Extended Data Figure 5 Moving-window correlation between turnover times of carbon in terrestrial ecosystems and vegetation, and soil carbon stocks.

Moving-window correlation between τ and vegetation stocks (a); and between τ and carbon in soils (b). In general, τ correlates negatively with vegetation (a), indicating shorter turnover times with a higher proportion of carbon in the vegetation. The majority of the patterns are consistent with the overall reduction of residence times in ecosystem carbon given allocation to vegetation pools (shorter lived by comparison with soil carbon pools). Conversely, the significance of soil carbon stocks in explaining the spatial variability of τ is pervasive (b). These results translate the trends in increasing τ with allocation of assimilated carbon to more persistent carbon pools.

Extended Data Figure 6 Pearson correlations between turnover times of carbon in terrestrial ecosystems and tree cover, also controlled for the variability in precipitation.

a, Pearson correlations between τ and tree cover. The prevalence of strong negative correlations suggests that the association could be mediated by precipitation variability. b, Controlling for precipitation still showed many of those negative correlation regions. These negative correlations are most clear in regions where tree cover is not so high or where spatial variability seems higher. c, Map of tree cover percentage from MODIS71.

Extended Data Figure 7 Latitudinal profiles of total soil organic carbon as simulated by CMIP5 models and from the observation-derived data ensembles.
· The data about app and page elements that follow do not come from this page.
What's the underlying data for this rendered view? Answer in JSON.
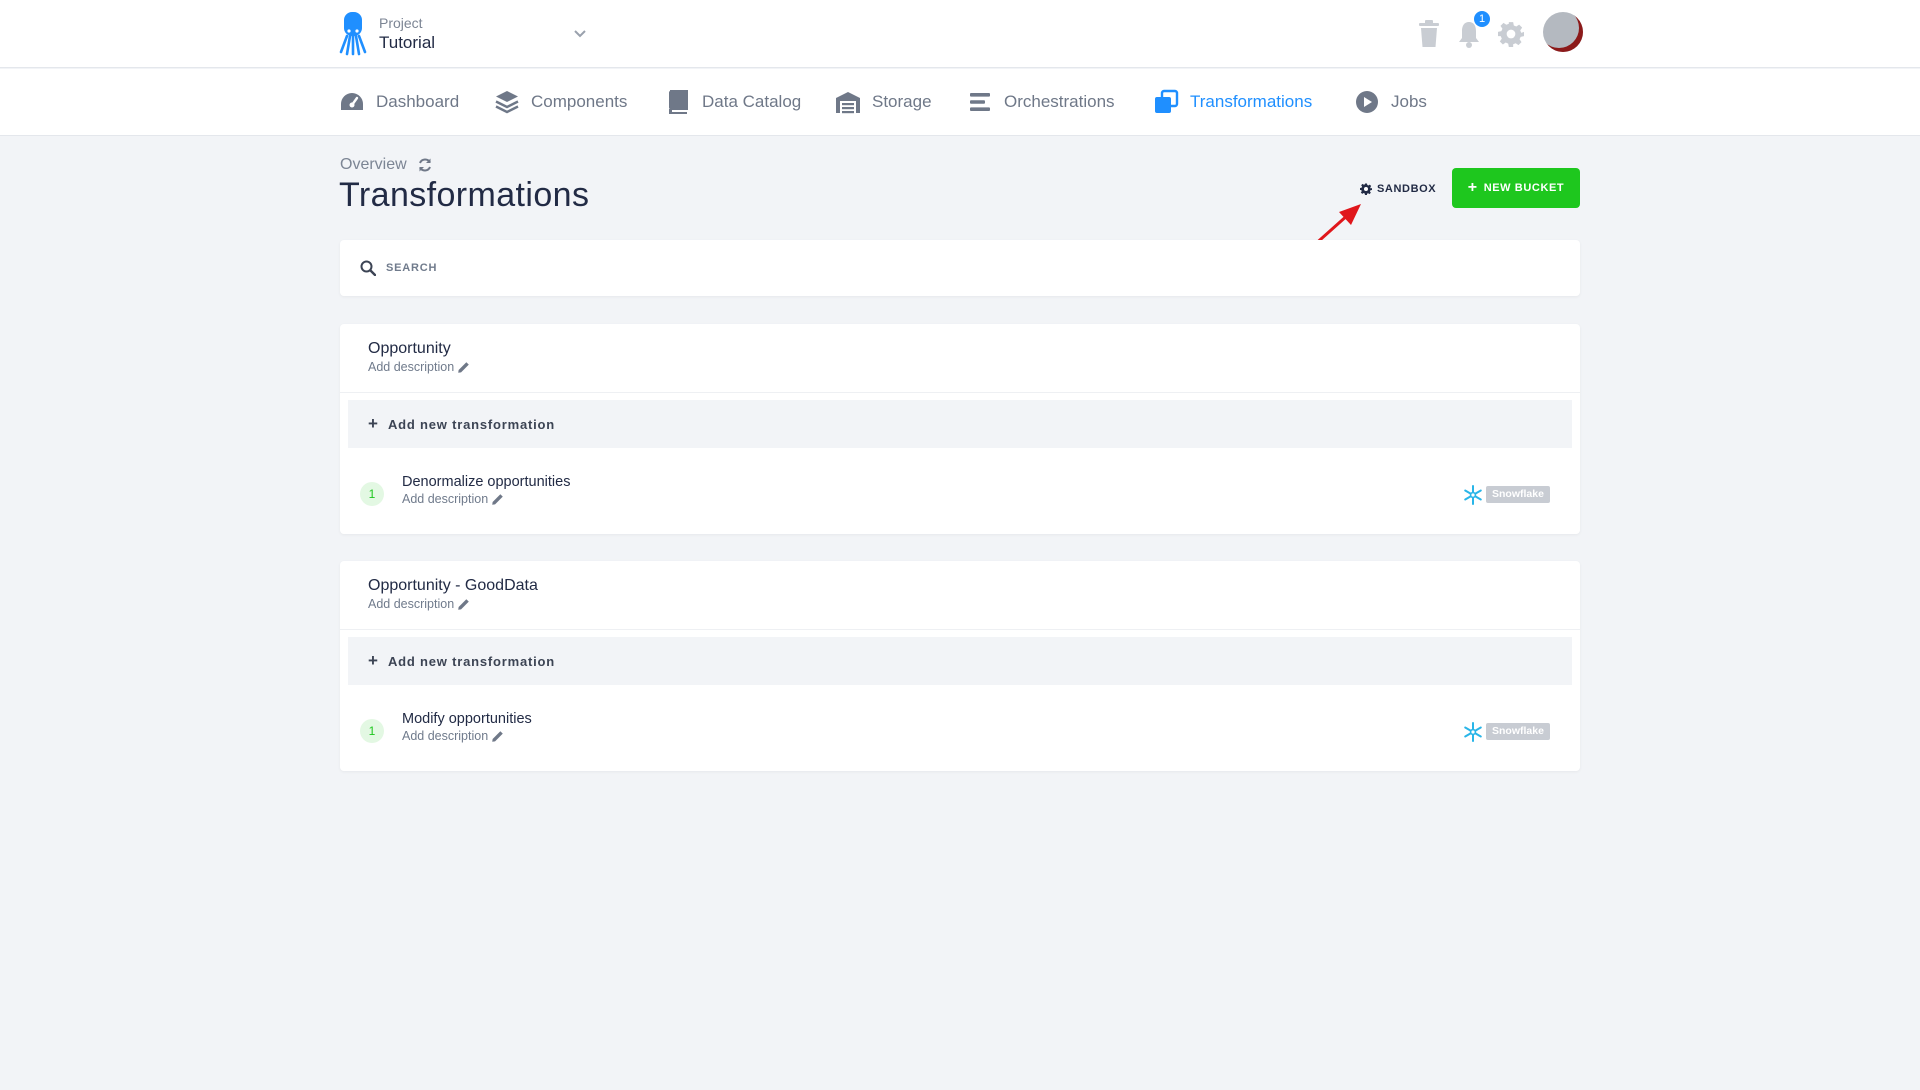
{
  "project": {
    "label": "Project",
    "name": "Tutorial"
  },
  "notifications": {
    "count": "1"
  },
  "nav": [
    {
      "label": "Dashboard",
      "icon": "dashboard-icon",
      "active": false
    },
    {
      "label": "Components",
      "icon": "layers-icon",
      "active": false
    },
    {
      "label": "Data Catalog",
      "icon": "book-icon",
      "active": false
    },
    {
      "label": "Storage",
      "icon": "warehouse-icon",
      "active": false
    },
    {
      "label": "Orchestrations",
      "icon": "bars-icon",
      "active": false
    },
    {
      "label": "Transformations",
      "icon": "transformations-icon",
      "active": true
    },
    {
      "label": "Jobs",
      "icon": "play-circle-icon",
      "active": false
    }
  ],
  "page": {
    "breadcrumb": "Overview",
    "title": "Transformations",
    "sandbox_label": "SANDBOX",
    "new_bucket_label": "NEW BUCKET"
  },
  "search": {
    "placeholder": "SEARCH"
  },
  "buckets": [
    {
      "name": "Opportunity",
      "description": "Add description",
      "add_label": "Add new transformation",
      "transformations": [
        {
          "phase": "1",
          "name": "Denormalize opportunities",
          "description": "Add description",
          "backend": "Snowflake"
        }
      ]
    },
    {
      "name": "Opportunity - GoodData",
      "description": "Add description",
      "add_label": "Add new transformation",
      "transformations": [
        {
          "phase": "1",
          "name": "Modify opportunities",
          "description": "Add description",
          "backend": "Snowflake"
        }
      ]
    }
  ],
  "colors": {
    "accent": "#1f8fff",
    "success": "#1ec71e",
    "annotation": "#e0161b"
  }
}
Latitudinal profiles of total soil organic carbon as simulated by CMIP5 models and from data: HWSD33 (1 m depth), NCSCD38,39 (1 m depth) and this study (MPI, to full soil depth).

Extended Data Table 1 Estimates of total ecosystem carbon for the globe and discriminated per biome
Extended Data Table 2 Estimates of total ecosystem carbon turnover times, stocks and fluxes of carbon for each of the CMIP5 models and correlations with data

Supplementary information

Supplementary Information

This file contains Supplementary Text and Data 1-6, Supplementary References, Supplementary Tables 1-7 and Supplementary Figures 1-13. Please note that you can download the Supplementary Data, relating to this paper, at the following link: (PDF 7449 kb)

PowerPoint slides

Rights and permissions

Reprints and Permissions

About this article

Verify currency and authenticity via CrossMark

Cite this article

Carvalhais, N., Forkel, M., Khomik, M. et al. Global covariation of carbon turnover times with climate in terrestrial ecosystems. Nature 514, 213–217 (2014).

Download citation

Further reading


By submitting a comment you agree to abide by our Terms and Community Guidelines. If you find something abusive or that does not comply with our terms or guidelines please flag it as inappropriate.


Quick links

Nature Briefing

Sign up for the Nature Briefing newsletter — what matters in science, free to your inbox daily.

Get the most important science stories of the day, free in your inbox. Sign up for Nature Briefing